Exercise brief » Report every line in the listing below where the string "cloth" shows up.

Data to process »
..............................
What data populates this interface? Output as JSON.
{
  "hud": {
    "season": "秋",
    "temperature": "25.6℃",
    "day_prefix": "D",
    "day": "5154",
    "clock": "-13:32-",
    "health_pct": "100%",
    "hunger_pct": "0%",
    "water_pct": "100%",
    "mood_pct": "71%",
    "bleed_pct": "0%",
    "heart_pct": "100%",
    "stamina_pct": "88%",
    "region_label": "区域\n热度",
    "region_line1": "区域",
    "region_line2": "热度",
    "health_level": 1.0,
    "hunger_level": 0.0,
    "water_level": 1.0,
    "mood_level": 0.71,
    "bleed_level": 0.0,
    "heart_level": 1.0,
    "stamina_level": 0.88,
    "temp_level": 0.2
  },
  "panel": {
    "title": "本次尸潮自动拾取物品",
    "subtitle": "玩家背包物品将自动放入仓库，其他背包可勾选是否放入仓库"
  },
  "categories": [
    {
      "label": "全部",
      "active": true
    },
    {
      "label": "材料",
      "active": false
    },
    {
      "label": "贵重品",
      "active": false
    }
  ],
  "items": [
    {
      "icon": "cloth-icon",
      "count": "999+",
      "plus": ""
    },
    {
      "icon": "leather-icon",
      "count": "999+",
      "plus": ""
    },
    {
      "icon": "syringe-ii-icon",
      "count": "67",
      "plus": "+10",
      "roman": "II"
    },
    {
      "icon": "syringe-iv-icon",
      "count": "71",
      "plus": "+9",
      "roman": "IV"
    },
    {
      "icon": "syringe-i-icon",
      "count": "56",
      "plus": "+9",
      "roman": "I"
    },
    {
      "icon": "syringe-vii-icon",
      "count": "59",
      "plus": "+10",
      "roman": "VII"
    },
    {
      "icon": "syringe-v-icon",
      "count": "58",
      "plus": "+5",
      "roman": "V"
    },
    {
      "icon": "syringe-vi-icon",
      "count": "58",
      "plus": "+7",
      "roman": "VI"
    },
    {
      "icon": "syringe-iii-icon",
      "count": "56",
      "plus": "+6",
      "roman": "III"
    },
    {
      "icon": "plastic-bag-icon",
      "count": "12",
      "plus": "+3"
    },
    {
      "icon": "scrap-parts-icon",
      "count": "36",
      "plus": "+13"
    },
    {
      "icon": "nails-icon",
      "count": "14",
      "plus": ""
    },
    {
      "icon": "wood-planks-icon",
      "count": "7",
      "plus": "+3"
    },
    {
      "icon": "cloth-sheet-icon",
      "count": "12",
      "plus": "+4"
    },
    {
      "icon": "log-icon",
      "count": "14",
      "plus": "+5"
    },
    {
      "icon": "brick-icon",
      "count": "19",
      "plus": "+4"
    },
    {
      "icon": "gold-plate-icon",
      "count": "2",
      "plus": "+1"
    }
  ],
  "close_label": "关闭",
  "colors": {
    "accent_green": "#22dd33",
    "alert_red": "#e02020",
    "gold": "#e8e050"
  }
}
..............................
Finished exercise »
      "icon": "cloth-icon",
      "icon": "cloth-sheet-icon",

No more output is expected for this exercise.